Molecular assessment of raphidophyte species and their association with Vibrio in Delaware's inland bays
Main, Christopher Robin
University of Delaware

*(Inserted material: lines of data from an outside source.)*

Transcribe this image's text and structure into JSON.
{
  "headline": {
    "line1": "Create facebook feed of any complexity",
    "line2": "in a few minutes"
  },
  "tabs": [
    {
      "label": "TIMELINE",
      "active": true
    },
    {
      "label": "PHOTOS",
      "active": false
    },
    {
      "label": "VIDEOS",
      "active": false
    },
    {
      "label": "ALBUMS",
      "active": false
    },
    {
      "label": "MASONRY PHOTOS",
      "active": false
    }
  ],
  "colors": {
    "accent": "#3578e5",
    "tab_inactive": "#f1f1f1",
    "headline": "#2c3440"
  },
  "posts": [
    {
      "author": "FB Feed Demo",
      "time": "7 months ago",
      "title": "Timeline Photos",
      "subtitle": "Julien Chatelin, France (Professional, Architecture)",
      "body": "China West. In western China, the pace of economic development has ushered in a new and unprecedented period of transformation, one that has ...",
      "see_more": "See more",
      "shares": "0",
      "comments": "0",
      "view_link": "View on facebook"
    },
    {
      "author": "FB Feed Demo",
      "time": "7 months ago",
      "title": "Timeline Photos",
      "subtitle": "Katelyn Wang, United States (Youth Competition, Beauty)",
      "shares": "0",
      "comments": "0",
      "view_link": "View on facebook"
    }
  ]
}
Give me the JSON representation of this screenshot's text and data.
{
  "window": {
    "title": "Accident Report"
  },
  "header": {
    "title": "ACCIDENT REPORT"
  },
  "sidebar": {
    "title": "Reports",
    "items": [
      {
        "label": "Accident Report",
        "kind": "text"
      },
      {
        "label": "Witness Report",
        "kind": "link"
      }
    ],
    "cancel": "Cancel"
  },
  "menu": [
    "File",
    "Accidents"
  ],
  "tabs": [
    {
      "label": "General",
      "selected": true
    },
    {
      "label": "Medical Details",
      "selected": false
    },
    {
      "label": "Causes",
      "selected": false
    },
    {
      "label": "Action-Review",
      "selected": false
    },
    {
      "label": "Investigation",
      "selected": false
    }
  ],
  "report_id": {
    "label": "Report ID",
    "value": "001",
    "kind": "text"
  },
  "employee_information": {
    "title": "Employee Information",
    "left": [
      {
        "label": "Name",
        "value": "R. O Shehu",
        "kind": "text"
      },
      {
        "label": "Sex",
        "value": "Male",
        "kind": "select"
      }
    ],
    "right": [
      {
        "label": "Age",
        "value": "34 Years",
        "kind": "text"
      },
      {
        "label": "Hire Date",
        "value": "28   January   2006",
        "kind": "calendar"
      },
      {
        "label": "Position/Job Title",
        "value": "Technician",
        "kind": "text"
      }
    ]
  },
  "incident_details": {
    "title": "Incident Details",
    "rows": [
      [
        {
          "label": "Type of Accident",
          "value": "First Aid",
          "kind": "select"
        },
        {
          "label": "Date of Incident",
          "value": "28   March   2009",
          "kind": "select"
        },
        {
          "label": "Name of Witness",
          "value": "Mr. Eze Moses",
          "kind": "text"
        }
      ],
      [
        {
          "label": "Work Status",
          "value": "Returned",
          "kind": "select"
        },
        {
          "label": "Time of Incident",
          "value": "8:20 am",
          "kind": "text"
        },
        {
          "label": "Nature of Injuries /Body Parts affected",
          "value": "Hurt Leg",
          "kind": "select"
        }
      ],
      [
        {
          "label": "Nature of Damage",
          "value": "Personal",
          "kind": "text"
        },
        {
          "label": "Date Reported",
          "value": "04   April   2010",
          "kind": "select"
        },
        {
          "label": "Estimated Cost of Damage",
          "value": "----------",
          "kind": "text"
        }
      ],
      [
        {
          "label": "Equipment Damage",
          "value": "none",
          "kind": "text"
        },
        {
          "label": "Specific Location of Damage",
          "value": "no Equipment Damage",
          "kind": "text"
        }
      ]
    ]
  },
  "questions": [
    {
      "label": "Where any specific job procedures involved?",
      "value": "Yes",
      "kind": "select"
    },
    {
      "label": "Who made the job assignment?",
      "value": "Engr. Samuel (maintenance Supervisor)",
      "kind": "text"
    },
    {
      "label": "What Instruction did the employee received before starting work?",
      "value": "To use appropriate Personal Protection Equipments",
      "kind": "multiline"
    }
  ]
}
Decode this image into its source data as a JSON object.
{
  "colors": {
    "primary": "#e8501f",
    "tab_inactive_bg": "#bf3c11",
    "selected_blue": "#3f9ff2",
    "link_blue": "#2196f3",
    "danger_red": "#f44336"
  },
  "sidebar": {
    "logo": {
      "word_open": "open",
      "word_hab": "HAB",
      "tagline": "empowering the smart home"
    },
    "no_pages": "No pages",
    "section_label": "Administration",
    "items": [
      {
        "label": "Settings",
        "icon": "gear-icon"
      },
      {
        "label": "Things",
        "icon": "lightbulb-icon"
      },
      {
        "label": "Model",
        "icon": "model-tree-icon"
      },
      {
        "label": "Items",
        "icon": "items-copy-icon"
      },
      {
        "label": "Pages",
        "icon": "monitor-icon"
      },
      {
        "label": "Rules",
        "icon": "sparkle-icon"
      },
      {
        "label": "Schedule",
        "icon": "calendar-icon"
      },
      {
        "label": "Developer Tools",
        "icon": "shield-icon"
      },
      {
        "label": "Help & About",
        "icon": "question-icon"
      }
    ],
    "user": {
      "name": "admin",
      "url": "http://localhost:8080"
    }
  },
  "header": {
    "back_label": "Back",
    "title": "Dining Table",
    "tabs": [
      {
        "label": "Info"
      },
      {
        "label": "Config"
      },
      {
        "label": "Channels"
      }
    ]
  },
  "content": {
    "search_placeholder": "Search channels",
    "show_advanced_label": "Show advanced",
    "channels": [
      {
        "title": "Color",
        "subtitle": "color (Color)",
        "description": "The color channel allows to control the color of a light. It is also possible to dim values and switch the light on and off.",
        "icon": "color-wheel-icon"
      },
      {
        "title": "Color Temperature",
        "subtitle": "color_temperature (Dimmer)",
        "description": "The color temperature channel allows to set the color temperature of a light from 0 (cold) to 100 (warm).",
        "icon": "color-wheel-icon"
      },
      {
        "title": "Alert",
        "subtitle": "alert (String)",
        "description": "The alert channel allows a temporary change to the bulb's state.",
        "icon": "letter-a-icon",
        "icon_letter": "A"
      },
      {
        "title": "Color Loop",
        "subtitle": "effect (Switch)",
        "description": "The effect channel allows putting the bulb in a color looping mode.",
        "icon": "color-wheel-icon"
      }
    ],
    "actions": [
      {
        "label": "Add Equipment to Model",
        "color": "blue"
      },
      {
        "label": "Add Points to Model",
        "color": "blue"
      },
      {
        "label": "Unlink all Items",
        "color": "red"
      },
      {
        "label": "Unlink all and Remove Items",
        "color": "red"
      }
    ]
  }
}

There is little information on the dynamics between bacteria and phytoplankton within the marine environment. One genus of bacteria, Vibrio is often found in association with eukaryotic organisms, forming relationships that range from mutualistic to pathogenic in nature. In this dissertation, I investigated community-level and species-specific associations between Vibrio and three algal classes (diatoms, dinoflagellates, and raphidophytes) that form frequent blooms in Delaware's inland bays. Results demonstrated a significant correlation between particle-associated Vibrio abundance and all three algal classes. Further species-specific interactions were examined over the course of four days during a mixed bloom of the harmful algal bloom species (HABs) Heterosigma akashiwo (3.0-20 μm size fraction) and Fibrocapsa japonica (>20 μm size fraction). Results indicated a closer relationship for particle-associated Vibrio abundance with H. akashiwo abundance. Changes in the Vibrio community during the bloom were examined using automated ribosomal intergenic spacer analysis (ARISA) and showed differences between size fractions but not over time. Grazing experiments during a separate mixed raphidophyte bloom demonstrated that associations with different size fractions may provide refuge for certain members of the Vibrio community despite an increased grazing pressure on the total population. Species-specific interactions were then examined showing that V. cholerae was the major species associated with H. akashiwo . The transcriptional response of H. akashiwo to the presence of V. cholerae was evaluated using next generation sequencing, representing the first reported transcriptome of a raphidophyte species. This transcriptome was then used to examine differential expression of genes from H. akashiwo in response to the presence of V. cholerae . Genes related to antioxidant scavenging, amino acid transport, post-translation modification and translation were significantly up regulated, while those associated with energy production and conversion, and lipid transport and metabolism were down regulated. Finally, direct comparison of quantitative real-time PCR (qPCR) and sandwich hybridization assay (SHA) was carried out using H. akashiwo as a model organism. The effects of diel cycle, growth stage, and macronutrient stress on enumeration of H. akashiwo was examined on both methods. A singular cellular homogenate was generated from each culture and split for analysis by qPCR and SHA. Results showed significantly greater rRNA content during lag and exponential phases compared to stationary phase for SHA, and a significant decrease in rRNA during the light cycle compared to the dark cycle. In contrast, there were no significant differences for qPCR over a diel cycle or during the different growth stages. However, under N stress both rRNA and DNA content per cell were significantly lower when compared to nutrient replete conditions. This work increases our understanding of dynamics between harmful algal species and Vibrio spp. in Delaware's inland bays, as well as an understanding on the effects of diel cycle, growth stage, and macronutrient stress on enumeration of H. akashiwo using two molecular methods. Finally, results of this work are broadly applicable to the research and monitoring of HABs and Vibrio in the Mid-Atlantic region.